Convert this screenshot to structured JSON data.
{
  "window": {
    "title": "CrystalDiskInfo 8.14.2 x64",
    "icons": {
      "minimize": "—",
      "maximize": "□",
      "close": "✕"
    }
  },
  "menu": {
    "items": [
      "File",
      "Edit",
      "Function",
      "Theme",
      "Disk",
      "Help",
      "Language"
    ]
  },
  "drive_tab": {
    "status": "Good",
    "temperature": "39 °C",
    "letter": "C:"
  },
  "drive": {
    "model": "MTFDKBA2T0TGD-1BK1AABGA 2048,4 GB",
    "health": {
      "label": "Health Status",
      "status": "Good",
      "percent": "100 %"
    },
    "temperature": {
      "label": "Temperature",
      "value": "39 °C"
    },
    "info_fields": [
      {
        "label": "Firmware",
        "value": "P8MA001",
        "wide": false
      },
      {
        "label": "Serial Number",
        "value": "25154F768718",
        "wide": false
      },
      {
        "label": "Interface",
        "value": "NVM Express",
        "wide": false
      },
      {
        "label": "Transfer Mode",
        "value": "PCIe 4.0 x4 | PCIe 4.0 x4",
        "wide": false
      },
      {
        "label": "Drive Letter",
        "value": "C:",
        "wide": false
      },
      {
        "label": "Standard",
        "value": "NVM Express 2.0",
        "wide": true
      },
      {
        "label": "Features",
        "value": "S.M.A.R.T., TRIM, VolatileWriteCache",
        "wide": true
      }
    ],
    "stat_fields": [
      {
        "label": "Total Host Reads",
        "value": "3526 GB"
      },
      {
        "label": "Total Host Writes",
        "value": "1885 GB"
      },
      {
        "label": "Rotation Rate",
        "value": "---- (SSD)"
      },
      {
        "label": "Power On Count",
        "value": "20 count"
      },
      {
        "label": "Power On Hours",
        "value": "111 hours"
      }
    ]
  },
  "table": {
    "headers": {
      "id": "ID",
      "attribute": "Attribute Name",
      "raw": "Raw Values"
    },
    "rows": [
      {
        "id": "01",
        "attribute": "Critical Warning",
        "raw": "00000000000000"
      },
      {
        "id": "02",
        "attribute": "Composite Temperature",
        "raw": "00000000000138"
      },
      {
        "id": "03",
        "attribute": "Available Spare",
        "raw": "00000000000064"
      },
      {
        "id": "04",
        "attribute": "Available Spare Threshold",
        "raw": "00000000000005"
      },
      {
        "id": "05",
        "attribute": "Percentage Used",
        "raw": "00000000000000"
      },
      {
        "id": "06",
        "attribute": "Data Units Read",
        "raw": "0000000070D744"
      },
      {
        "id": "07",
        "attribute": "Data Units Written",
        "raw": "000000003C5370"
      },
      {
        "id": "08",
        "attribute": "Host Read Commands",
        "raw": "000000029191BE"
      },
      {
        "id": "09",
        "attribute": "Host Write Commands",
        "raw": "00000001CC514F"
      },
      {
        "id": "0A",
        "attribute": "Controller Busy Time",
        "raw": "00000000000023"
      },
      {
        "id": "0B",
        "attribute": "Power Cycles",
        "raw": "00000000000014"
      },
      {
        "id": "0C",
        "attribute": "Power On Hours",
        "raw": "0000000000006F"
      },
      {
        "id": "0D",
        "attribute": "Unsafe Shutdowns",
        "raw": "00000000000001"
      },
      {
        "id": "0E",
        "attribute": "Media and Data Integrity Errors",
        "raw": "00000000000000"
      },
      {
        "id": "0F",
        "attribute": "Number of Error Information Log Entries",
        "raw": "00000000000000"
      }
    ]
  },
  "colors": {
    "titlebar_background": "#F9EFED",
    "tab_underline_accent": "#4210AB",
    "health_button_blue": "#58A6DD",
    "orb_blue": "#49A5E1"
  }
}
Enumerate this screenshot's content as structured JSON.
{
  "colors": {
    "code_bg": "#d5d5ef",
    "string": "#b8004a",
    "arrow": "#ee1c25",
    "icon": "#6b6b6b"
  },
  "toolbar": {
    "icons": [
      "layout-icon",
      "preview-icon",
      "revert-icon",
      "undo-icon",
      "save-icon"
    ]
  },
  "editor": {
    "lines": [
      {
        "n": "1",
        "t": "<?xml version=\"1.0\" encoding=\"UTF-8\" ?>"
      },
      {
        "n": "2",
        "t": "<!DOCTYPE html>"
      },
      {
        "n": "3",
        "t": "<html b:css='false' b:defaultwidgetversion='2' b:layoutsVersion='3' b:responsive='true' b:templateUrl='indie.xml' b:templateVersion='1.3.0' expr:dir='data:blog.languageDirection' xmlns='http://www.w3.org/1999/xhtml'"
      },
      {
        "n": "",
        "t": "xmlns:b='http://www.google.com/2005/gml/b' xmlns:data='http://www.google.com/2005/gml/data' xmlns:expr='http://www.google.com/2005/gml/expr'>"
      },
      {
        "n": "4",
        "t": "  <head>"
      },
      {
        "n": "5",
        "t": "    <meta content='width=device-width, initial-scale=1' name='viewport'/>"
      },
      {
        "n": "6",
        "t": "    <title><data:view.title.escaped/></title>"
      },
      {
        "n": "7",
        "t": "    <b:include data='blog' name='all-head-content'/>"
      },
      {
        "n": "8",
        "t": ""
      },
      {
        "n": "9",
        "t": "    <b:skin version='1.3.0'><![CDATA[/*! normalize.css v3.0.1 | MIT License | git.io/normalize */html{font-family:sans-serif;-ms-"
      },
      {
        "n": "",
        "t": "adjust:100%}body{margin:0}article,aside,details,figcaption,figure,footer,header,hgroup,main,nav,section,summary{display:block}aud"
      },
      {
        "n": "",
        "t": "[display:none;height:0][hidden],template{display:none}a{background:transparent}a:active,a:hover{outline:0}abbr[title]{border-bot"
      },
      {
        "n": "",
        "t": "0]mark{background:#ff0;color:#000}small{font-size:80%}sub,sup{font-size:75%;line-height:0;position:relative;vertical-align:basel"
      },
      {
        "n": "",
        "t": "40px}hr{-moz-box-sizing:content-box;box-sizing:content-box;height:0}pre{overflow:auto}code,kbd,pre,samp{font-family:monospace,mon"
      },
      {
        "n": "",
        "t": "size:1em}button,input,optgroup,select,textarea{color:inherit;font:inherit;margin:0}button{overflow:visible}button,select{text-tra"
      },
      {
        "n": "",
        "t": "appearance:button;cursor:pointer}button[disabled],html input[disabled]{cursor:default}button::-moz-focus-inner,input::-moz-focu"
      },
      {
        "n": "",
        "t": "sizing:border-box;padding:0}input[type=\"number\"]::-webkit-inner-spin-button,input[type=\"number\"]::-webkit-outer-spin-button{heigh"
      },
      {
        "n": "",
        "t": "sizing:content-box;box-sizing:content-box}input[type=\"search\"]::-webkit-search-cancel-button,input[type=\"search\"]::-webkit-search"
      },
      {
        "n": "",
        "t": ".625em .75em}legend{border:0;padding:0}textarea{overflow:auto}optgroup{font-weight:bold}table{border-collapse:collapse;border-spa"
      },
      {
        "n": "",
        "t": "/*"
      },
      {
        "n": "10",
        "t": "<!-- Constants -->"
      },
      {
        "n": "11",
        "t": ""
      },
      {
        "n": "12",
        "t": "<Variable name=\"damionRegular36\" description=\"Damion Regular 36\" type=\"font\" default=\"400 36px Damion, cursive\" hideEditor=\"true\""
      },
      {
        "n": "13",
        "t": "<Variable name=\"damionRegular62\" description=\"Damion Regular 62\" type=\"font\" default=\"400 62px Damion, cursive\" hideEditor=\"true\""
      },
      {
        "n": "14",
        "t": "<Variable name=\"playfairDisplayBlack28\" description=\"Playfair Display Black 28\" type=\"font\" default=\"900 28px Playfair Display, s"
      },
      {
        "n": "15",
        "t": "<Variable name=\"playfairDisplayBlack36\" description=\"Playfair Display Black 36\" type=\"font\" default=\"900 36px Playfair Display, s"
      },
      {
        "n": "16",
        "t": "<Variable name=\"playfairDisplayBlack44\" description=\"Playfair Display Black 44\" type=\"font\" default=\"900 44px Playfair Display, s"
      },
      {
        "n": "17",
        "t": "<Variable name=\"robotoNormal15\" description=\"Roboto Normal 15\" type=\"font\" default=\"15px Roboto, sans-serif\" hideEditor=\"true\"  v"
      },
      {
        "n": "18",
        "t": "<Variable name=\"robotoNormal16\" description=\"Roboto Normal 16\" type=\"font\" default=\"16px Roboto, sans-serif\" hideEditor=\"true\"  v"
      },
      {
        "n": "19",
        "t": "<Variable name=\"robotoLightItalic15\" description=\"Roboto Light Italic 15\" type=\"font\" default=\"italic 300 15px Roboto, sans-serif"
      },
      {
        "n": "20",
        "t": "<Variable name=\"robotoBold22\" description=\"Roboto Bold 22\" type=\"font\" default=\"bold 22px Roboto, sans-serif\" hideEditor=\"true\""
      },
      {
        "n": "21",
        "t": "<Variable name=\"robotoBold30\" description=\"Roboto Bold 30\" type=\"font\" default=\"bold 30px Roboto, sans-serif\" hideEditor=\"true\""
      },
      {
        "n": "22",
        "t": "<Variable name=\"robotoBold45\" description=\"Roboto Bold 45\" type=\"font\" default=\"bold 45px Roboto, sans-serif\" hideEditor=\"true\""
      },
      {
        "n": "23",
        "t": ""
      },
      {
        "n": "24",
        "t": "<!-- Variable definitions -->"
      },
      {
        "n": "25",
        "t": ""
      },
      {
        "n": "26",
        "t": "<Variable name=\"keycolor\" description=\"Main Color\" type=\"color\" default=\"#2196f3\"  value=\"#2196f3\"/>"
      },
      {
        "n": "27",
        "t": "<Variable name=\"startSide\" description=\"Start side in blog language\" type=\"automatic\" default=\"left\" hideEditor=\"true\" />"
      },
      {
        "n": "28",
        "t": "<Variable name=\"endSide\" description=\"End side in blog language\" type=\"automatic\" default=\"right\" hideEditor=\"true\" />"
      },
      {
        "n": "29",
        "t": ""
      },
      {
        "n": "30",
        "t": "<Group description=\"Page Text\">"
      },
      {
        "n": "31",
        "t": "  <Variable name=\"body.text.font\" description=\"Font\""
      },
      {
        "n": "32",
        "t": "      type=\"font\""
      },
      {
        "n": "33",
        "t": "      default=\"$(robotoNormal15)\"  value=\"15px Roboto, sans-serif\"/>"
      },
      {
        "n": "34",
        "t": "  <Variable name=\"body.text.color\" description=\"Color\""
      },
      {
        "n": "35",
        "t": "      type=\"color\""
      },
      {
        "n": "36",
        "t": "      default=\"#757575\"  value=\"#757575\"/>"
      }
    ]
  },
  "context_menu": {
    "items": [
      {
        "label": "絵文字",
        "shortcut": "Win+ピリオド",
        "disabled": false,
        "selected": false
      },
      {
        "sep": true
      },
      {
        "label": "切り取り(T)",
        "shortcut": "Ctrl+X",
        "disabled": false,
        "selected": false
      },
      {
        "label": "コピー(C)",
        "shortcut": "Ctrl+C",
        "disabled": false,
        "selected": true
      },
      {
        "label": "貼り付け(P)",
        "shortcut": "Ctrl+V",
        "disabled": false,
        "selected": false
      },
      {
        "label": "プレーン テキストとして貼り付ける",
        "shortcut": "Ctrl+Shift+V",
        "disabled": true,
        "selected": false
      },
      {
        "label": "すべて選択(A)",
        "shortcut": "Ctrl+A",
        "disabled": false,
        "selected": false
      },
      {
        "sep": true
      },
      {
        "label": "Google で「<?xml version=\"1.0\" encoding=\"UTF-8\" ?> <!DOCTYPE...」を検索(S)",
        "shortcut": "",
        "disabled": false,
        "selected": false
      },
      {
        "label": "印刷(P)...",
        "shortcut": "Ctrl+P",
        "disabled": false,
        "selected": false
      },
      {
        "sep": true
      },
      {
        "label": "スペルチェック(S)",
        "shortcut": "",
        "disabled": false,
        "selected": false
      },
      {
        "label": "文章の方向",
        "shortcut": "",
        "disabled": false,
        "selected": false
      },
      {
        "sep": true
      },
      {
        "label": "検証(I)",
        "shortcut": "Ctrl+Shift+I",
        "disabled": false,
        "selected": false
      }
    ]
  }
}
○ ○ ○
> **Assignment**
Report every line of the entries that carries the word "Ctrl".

> **Response area**
        "shortcut": "Ctrl+X",
        "shortcut": "Ctrl+C",
        "shortcut": "Ctrl+V",
        "shortcut": "Ctrl+Shift+V",
        "shortcut": "Ctrl+A",
        "shortcut": "Ctrl+P",
        "shortcut": "Ctrl+Shift+I",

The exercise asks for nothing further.